A CMS drastically speeds up these cumbersome steps, and decentralises the site updating process, freeing up the technical people (assuming you have any) to do other work. And it means the people who know the content are the ones who can update the website.

4 :: I am sold, how much will it cost?

How long is a piece of string? You can get a CMS for nothing, or spend up to several hundred thousand euros. It really depends how complex your site is, and what you need it do. What’s often overlooked are other essential costs: training, customisation, and ongoing support.

5 :: But the expensive ones are better, right?

Not necessarily. The sales staff of the large enterprise content management vendors might be slicker, and their list of features longer, but to our minds the 80/20 rule applies to CMS very strongly: most people will only use the the most basic features most of the time.

A CMS that does the washing up and doubles on sax might appeal to the IT department looking for a single solution to keep the marketing department off their backs, but if it confuses people and never works well, it’s not worth the money.

A simple (and free) system like Wordpress or Drupal might well be all you need, even for a relatively complex site. And affordable paid solutions like ExpressionEngine, MovableType or CityDesk offer even more functionality and flexibility without what could be huge amounts of unnecessary expense.

6 :: Are not many of those products blogging tools?

Your boss is unlikely to be happy if your corporate site starts talking about Tom Cruise’s love life or the latest Mac gossip, but from a technical standpoint a blog is little more than a website that’s updated often, almost always with a CMS.

So the functionality of a product like Wordpress could well be exactly what you need (including added features like RSS feeds). The press release example above would be meat and drink to any blogging software, and you can completely customise the design to make your site look nothing like a blog.

7 :: So how do I decide CMS?

Requirements gathering is crucial, to make sure you buy on what you need, not on the shiny features that look good in the demonstration.

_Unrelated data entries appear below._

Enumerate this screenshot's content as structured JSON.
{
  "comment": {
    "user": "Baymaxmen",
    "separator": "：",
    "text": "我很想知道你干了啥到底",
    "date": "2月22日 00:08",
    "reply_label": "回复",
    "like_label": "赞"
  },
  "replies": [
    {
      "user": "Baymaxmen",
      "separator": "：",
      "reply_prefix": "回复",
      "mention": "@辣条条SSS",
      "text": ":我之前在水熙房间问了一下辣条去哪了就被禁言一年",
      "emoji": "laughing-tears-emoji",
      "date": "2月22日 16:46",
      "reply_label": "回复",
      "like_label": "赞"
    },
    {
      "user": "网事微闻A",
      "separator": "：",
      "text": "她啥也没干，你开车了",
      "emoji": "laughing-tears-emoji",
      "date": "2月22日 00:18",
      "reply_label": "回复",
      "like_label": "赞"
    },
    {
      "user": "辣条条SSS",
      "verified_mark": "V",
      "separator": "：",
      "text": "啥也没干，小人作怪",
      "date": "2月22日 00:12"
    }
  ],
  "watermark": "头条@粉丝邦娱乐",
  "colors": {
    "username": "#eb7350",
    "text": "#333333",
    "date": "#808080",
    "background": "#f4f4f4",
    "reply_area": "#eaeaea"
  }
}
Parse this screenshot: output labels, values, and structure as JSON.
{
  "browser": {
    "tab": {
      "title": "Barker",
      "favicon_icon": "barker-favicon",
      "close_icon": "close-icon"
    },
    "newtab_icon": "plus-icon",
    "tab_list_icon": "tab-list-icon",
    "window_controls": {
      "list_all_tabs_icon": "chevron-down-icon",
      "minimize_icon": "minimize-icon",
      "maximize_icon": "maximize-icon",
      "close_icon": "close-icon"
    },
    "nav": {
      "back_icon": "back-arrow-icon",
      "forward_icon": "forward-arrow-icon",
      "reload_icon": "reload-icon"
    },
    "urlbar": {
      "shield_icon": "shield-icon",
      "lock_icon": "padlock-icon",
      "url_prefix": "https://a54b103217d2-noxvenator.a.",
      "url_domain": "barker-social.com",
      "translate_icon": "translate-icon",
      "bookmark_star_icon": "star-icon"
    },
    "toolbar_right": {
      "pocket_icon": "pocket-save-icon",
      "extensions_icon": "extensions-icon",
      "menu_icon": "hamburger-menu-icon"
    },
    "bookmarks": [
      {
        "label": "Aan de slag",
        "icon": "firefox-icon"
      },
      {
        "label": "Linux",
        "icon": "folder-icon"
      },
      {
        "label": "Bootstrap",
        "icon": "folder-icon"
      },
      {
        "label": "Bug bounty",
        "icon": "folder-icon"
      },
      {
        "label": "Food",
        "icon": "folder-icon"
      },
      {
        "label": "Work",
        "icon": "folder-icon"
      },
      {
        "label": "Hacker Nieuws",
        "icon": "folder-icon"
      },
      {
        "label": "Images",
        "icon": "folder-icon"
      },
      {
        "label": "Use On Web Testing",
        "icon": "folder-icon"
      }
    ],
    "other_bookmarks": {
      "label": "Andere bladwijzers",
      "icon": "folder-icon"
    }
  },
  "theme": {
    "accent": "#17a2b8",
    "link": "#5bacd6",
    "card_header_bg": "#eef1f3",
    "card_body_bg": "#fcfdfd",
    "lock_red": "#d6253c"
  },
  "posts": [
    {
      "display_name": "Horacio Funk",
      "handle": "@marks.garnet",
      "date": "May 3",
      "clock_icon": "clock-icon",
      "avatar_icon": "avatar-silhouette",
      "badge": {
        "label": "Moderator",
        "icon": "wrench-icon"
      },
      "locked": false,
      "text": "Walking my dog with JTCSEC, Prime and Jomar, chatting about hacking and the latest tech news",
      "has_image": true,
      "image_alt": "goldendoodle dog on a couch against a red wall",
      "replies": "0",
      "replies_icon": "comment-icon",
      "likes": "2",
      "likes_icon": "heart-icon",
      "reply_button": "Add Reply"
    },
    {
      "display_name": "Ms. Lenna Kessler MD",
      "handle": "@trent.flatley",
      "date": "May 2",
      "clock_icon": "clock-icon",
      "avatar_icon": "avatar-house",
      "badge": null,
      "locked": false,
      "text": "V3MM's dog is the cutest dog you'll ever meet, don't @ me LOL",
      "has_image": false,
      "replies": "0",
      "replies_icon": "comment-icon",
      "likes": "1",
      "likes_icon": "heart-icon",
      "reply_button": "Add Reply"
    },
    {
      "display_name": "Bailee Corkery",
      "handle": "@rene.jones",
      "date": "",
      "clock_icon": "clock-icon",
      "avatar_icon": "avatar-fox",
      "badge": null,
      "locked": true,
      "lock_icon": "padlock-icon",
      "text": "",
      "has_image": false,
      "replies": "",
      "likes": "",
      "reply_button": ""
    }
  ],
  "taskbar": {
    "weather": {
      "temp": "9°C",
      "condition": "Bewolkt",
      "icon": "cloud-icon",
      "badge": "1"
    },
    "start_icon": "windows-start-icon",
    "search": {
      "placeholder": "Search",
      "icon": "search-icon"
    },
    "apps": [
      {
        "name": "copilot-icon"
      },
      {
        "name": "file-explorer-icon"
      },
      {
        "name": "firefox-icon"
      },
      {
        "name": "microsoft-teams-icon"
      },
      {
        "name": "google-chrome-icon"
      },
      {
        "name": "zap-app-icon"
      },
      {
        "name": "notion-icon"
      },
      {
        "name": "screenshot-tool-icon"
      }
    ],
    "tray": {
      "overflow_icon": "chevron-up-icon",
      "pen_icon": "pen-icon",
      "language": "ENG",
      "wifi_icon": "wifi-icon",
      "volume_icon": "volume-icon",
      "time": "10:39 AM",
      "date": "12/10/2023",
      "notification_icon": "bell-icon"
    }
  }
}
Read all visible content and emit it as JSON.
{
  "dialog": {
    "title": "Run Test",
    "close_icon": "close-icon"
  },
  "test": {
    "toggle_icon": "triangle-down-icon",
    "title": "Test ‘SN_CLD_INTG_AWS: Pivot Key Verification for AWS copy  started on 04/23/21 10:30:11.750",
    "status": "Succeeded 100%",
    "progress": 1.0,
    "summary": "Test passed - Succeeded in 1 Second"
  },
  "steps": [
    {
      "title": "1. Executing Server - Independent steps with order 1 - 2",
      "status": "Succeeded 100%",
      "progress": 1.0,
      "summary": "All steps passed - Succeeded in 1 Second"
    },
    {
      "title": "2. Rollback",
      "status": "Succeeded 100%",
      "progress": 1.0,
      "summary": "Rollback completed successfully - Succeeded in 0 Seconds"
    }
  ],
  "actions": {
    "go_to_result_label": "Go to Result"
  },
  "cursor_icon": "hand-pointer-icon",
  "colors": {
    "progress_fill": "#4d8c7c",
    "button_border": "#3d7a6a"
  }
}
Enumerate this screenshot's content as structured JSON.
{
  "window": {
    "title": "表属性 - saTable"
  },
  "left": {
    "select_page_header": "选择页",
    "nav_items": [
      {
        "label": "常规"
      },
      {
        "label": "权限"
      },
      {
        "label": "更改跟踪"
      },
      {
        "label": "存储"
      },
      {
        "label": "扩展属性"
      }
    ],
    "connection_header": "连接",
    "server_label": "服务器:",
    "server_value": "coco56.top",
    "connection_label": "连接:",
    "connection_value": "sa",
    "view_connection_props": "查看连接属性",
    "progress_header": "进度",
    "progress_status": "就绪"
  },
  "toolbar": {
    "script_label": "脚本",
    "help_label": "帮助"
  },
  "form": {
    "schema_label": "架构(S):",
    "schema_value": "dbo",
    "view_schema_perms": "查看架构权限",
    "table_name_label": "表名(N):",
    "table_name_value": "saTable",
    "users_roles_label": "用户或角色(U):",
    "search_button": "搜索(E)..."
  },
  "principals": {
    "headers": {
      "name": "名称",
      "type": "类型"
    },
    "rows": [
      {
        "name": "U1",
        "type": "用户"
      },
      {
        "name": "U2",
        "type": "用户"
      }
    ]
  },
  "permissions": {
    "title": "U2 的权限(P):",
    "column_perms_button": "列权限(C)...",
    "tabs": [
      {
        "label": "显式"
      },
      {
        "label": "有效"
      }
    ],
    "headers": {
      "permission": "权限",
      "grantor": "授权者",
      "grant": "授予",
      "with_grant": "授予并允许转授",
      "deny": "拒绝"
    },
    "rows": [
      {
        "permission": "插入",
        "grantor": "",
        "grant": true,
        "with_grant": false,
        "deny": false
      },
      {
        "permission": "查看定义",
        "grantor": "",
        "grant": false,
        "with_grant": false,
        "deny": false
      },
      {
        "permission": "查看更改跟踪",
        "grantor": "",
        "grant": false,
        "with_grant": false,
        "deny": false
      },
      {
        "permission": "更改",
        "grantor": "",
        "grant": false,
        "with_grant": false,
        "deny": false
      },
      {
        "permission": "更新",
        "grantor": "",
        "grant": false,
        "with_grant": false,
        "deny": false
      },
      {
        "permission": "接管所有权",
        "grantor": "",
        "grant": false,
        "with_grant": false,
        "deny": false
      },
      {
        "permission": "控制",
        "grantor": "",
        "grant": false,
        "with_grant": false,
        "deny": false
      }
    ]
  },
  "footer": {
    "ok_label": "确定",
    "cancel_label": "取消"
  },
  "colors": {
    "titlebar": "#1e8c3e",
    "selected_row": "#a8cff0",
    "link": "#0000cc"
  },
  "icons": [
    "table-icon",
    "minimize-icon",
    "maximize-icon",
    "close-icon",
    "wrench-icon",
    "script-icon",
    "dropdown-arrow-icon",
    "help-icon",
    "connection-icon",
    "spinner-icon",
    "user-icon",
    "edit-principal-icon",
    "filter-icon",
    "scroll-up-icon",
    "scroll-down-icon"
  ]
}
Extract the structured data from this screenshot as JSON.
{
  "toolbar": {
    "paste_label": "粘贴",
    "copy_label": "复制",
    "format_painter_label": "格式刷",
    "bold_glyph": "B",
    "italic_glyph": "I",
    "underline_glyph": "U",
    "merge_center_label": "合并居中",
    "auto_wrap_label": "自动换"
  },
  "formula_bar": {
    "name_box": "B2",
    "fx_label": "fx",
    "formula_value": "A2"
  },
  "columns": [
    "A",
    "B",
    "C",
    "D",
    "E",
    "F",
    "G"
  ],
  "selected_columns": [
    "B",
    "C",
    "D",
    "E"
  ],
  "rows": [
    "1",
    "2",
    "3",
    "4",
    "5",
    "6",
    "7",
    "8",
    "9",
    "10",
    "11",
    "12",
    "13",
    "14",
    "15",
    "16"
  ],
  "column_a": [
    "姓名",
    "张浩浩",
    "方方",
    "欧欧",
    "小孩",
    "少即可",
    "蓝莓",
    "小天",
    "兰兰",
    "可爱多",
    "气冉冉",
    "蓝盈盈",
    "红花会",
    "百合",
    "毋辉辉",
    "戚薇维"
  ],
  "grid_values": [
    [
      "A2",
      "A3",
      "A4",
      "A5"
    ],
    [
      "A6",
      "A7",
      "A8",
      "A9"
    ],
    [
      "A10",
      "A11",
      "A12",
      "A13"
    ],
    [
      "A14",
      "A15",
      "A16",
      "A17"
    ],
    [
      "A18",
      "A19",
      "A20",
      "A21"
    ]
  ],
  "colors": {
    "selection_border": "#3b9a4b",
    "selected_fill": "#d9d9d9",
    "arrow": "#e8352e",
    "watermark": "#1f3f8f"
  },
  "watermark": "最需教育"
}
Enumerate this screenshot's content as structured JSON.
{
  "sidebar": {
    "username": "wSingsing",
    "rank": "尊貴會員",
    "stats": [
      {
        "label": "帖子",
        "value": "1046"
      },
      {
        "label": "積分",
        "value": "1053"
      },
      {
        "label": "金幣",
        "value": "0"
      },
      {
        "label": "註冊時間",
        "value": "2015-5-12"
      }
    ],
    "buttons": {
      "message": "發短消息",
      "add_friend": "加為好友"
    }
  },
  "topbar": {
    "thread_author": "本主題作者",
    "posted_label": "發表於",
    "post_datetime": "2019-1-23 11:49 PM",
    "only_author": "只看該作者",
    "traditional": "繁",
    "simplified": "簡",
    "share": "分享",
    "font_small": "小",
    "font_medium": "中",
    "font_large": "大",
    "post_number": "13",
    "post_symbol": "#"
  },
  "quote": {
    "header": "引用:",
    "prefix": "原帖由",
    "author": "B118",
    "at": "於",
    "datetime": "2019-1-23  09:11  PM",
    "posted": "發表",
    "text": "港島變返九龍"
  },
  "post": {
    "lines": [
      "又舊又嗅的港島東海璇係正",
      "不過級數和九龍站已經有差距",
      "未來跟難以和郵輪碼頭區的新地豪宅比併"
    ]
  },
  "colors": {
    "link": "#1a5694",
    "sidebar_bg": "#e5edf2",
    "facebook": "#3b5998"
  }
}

Another important factor is how easy the system is to use – most likely, the people you’d like to update the site won’t be that technically comfortable, so the best solution is one that has solid usability.

8 :: Once I have settled on a CMS, that s all my content problems solved then?

Er, no. That is the biggest myth of CMSs. Most of the time, the real issues in content creation are around people and processes, not the technology. You need to manage your content creation like any other project – with a clear workflow and timetable, and enough people—with the right skills—to handle what you need to create. The CMS will help you get the content on to the site, but the much more difficult challenge is creating it. And computers don’t write very well.

9 :: Do CMSs produce standards-compliant pages? Or accessible ones?

This can be a real problem. As you saw with Laurence’s article on WYSIWYG editors last month, the standard of the code produced by text editors can be patchy at best. CMSs then drop that material into templates that control the layout of the rest of the page (navigation, header, footer), and often these templates are also suspect.

However, there’s no reason that many CMSs can’t produce clean pages. Wordpress, for example, is exemplary in this, but the real issue is often an awareness of standards-compliant and accessible coding in the people setting up the CMS, rather than any inherent limitation of the tool itself. That said, do make sure to do due diligence on the quality of output before going too far in a purchasing decision.

10 :: But once all thats squared away, I can let my staff loose on the system?

Almost invariably, no. As we saw above, the usability of CMSs varies widely, with the majority weighing in at the frustrating end of the scale. If you want people to use a CMS, you have to make sure they’re trained properly, and that it’s as simple to use as possible. And this consideration is even more critical if you’re hoping to involve staff who are not tech-savvy at all (which we see a lot).